== Your goal ==
Every record that follows should be output exactly as it is given.

** Dataset extract follows **

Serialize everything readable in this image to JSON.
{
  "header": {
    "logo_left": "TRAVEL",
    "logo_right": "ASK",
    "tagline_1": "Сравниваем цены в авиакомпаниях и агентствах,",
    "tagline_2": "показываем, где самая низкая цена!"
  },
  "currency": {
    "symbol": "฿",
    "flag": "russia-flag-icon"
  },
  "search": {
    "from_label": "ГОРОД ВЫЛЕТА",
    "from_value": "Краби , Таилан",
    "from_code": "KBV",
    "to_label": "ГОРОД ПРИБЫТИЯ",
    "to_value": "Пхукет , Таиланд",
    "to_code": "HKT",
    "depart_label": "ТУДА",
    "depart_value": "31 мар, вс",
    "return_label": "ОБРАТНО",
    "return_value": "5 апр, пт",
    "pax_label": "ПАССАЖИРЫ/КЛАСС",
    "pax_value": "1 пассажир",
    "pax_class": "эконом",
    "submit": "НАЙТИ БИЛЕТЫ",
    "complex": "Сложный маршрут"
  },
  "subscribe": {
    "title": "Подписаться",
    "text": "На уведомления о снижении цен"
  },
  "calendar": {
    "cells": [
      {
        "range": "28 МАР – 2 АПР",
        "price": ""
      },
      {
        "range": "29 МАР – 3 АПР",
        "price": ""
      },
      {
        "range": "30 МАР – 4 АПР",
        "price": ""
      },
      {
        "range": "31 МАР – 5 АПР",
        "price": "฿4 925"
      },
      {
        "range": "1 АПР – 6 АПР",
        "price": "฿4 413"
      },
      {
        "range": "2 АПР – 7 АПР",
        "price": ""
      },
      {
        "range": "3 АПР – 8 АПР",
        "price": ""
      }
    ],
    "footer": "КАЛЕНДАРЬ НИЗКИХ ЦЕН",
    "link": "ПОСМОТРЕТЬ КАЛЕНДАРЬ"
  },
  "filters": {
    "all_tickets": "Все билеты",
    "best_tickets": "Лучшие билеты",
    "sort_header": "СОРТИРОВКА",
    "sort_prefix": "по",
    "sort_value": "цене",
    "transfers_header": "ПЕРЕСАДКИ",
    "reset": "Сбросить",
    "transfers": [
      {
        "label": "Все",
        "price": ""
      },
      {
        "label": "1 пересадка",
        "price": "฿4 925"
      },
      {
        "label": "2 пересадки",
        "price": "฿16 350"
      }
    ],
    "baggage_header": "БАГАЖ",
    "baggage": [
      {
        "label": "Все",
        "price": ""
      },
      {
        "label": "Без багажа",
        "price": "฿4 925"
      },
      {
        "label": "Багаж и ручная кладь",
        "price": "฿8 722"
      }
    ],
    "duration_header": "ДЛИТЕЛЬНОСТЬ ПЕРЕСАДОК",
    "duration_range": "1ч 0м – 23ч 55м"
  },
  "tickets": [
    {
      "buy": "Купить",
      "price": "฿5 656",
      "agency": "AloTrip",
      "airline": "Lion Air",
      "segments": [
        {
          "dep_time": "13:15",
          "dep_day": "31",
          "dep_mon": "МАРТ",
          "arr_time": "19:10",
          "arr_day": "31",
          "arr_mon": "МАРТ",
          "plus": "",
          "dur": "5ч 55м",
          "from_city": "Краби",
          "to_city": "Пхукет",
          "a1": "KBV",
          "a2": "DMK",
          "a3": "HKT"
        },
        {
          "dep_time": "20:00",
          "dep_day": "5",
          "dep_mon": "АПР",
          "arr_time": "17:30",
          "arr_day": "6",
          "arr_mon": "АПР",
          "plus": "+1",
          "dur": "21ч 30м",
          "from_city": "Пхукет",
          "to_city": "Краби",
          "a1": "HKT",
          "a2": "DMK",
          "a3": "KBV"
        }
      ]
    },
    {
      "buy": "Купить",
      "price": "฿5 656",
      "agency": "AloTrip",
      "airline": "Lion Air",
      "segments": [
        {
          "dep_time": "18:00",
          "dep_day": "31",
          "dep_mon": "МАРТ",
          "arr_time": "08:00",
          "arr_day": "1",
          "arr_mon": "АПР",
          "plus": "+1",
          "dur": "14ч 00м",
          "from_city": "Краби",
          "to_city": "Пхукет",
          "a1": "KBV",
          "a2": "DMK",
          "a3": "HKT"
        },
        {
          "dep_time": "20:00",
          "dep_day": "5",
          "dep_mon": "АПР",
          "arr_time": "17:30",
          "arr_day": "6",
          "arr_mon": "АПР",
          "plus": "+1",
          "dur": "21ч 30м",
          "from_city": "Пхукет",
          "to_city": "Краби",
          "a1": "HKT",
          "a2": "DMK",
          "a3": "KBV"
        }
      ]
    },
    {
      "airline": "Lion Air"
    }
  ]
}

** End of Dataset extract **

== Output of the exercise ==
Serialize everything readable in this image to JSON.
{
  "header": {
    "logo_left": "TRAVEL",
    "logo_right": "ASK",
    "tagline_1": "Сравниваем цены в авиакомпаниях и агентствах,",
    "tagline_2": "показываем, где самая низкая цена!"
  },
  "currency": {
    "symbol": "฿",
    "flag": "russia-flag-icon"
  },
  "search": {
    "from_label": "ГОРОД ВЫЛЕТА",
    "from_value": "Краби , Таилан",
    "from_code": "KBV",
    "to_label": "ГОРОД ПРИБЫТИЯ",
    "to_value": "Пхукет , Таиланд",
    "to_code": "HKT",
    "depart_label": "ТУДА",
    "depart_value": "31 мар, вс",
    "return_label": "ОБРАТНО",
    "return_value": "5 апр, пт",
    "pax_label": "ПАССАЖИРЫ/КЛАСС",
    "pax_value": "1 пассажир",
    "pax_class": "эконом",
    "submit": "НАЙТИ БИЛЕТЫ",
    "complex": "Сложный маршрут"
  },
  "subscribe": {
    "title": "Подписаться",
    "text": "На уведомления о снижении цен"
  },
  "calendar": {
    "cells": [
      {
        "range": "28 МАР – 2 АПР",
        "price": ""
      },
      {
        "range": "29 МАР – 3 АПР",
        "price": ""
      },
      {
        "range": "30 МАР – 4 АПР",
        "price": ""
      },
      {
        "range": "31 МАР – 5 АПР",
        "price": "฿4 925"
      },
      {
        "range": "1 АПР – 6 АПР",
        "price": "฿4 413"
      },
      {
        "range": "2 АПР – 7 АПР",
        "price": ""
      },
      {
        "range": "3 АПР – 8 АПР",
        "price": ""
      }
    ],
    "footer": "КАЛЕНДАРЬ НИЗКИХ ЦЕН",
    "link": "ПОСМОТРЕТЬ КАЛЕНДАРЬ"
  },
  "filters": {
    "all_tickets": "Все билеты",
    "best_tickets": "Лучшие билеты",
    "sort_header": "СОРТИРОВКА",
    "sort_prefix": "по",
    "sort_value": "цене",
    "transfers_header": "ПЕРЕСАДКИ",
    "reset": "Сбросить",
    "transfers": [
      {
        "label": "Все",
        "price": ""
      },
      {
        "label": "1 пересадка",
        "price": "฿4 925"
      },
      {
        "label": "2 пересадки",
        "price": "฿16 350"
      }
    ],
    "baggage_header": "БАГАЖ",
    "baggage": [
      {
        "label": "Все",
        "price": ""
      },
      {
        "label": "Без багажа",
        "price": "฿4 925"
      },
      {
        "label": "Багаж и ручная кладь",
        "price": "฿8 722"
      }
    ],
    "duration_header": "ДЛИТЕЛЬНОСТЬ ПЕРЕСАДОК",
    "duration_range": "1ч 0м – 23ч 55м"
  },
  "tickets": [
    {
      "buy": "Купить",
      "price": "฿5 656",
      "agency": "AloTrip",
      "airline": "Lion Air",
      "segments": [
        {
          "dep_time": "13:15",
          "dep_day": "31",
          "dep_mon": "МАРТ",
          "arr_time": "19:10",
          "arr_day": "31",
          "arr_mon": "МАРТ",
          "plus": "",
          "dur": "5ч 55м",
          "from_city": "Краби",
          "to_city": "Пхукет",
          "a1": "KBV",
          "a2": "DMK",
          "a3": "HKT"
        },
        {
          "dep_time": "20:00",
          "dep_day": "5",
          "dep_mon": "АПР",
          "arr_time": "17:30",
          "arr_day": "6",
          "arr_mon": "АПР",
          "plus": "+1",
          "dur": "21ч 30м",
          "from_city": "Пхукет",
          "to_city": "Краби",
          "a1": "HKT",
          "a2": "DMK",
          "a3": "KBV"
        }
      ]
    },
    {
      "buy": "Купить",
      "price": "฿5 656",
      "agency": "AloTrip",
      "airline": "Lion Air",
      "segments": [
        {
          "dep_time": "18:00",
          "dep_day": "31",
          "dep_mon": "МАРТ",
          "arr_time": "08:00",
          "arr_day": "1",
          "arr_mon": "АПР",
          "plus": "+1",
          "dur": "14ч 00м",
          "from_city": "Краби",
          "to_city": "Пхукет",
          "a1": "KBV",
          "a2": "DMK",
          "a3": "HKT"
        },
        {
          "dep_time": "20:00",
          "dep_day": "5",
          "dep_mon": "АПР",
          "arr_time": "17:30",
          "arr_day": "6",
          "arr_mon": "АПР",
          "plus": "+1",
          "dur": "21ч 30м",
          "from_city": "Пхукет",
          "to_city": "Краби",
          "a1": "HKT",
          "a2": "DMK",
          "a3": "KBV"
        }
      ]
    },
    {
      "airline": "Lion Air"
    }
  ]
}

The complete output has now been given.